#### LISTED RECORDS
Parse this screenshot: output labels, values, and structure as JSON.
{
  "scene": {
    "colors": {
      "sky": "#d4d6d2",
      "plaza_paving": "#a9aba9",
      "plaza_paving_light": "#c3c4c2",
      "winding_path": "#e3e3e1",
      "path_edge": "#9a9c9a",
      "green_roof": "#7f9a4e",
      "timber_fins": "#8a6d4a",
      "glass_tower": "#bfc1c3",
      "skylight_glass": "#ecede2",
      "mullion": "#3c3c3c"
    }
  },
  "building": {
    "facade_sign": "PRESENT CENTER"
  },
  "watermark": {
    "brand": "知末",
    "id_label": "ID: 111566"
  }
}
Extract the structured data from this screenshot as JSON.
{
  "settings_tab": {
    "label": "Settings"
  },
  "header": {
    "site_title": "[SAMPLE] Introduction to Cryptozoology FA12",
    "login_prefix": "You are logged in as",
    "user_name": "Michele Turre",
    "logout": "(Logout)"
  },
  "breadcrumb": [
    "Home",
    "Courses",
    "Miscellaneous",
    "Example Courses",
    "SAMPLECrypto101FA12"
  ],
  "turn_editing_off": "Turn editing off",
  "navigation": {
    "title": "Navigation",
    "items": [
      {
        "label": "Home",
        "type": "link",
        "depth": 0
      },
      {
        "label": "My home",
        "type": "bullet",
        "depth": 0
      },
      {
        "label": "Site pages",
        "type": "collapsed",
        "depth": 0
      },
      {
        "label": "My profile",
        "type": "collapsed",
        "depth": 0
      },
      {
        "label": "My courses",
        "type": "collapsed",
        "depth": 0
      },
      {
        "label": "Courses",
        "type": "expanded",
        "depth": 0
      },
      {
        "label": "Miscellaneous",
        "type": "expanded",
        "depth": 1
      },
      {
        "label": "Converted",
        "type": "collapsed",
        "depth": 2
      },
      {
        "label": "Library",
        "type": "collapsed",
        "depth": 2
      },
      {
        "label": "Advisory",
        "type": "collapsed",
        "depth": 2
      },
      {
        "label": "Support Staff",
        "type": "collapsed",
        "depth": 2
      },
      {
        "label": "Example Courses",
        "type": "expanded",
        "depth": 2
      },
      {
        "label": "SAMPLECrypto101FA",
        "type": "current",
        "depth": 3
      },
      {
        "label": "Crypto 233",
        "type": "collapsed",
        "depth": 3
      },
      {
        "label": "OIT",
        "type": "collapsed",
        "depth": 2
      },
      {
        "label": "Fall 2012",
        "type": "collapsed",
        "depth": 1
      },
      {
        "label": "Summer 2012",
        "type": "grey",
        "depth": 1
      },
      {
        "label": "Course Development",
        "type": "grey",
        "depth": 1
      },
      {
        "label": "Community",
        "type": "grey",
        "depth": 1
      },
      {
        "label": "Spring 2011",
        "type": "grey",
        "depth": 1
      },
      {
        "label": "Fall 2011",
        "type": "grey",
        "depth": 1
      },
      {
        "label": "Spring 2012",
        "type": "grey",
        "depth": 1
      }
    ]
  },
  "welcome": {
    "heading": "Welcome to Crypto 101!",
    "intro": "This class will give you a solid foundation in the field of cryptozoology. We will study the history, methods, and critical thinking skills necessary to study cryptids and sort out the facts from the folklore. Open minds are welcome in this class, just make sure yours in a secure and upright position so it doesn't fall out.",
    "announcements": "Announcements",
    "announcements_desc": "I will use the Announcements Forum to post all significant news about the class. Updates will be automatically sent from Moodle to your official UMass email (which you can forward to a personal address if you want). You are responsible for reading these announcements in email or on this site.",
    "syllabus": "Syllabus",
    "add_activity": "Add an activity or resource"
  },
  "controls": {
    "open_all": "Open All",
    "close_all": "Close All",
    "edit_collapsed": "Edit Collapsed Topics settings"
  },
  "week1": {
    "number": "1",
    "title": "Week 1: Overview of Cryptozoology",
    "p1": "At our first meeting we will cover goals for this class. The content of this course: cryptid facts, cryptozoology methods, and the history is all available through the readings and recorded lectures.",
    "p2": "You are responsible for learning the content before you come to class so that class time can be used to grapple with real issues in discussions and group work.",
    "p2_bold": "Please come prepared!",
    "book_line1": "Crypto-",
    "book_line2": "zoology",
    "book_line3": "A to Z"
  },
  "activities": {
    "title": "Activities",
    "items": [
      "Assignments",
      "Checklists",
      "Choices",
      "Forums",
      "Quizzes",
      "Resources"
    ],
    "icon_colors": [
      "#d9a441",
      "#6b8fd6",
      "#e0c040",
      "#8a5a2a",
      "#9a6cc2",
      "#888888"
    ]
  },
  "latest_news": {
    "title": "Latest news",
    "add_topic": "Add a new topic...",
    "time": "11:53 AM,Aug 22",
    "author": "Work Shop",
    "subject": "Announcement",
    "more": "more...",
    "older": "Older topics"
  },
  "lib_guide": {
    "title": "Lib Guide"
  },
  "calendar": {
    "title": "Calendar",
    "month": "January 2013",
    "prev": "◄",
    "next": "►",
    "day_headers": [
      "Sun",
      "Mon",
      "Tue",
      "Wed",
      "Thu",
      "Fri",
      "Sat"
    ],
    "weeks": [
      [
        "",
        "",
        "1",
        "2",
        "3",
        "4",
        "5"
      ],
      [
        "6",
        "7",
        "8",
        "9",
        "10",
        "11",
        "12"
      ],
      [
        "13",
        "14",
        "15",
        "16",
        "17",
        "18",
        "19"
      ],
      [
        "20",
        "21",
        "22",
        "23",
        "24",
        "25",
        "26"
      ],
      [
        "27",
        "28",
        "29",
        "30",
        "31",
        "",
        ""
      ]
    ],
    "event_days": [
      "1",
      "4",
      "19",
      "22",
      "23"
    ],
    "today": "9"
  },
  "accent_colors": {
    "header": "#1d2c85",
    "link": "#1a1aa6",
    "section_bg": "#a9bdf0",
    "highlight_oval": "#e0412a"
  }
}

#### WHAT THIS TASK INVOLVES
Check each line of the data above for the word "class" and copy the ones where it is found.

#### ANSWER SECTION
    "intro": "This class will give you a solid foundation in the field of cryptozoology. We will study the history, methods, and critical thinking skills necessary to study cryptids and sort out the facts from the folklore. Open minds are welcome in this class, just make sure yours in a secure and upright position so it doesn't fall out.",
    "announcements_desc": "I will use the Announcements Forum to post all significant news about the class. Updates will be automatically sent from Moodle to your official UMass email (which you can forward to a personal address if you want). You are responsible for reading these announcements in email or on this site.",
    "p1": "At our first meeting we will cover goals for this class. The content of this course: cryptid facts, cryptozoology methods, and the history is all available through the readings and recorded lectures.",
    "p2": "You are responsible for learning the content before you come to class so that class time can be used to grapple with real issues in discussions and group work.",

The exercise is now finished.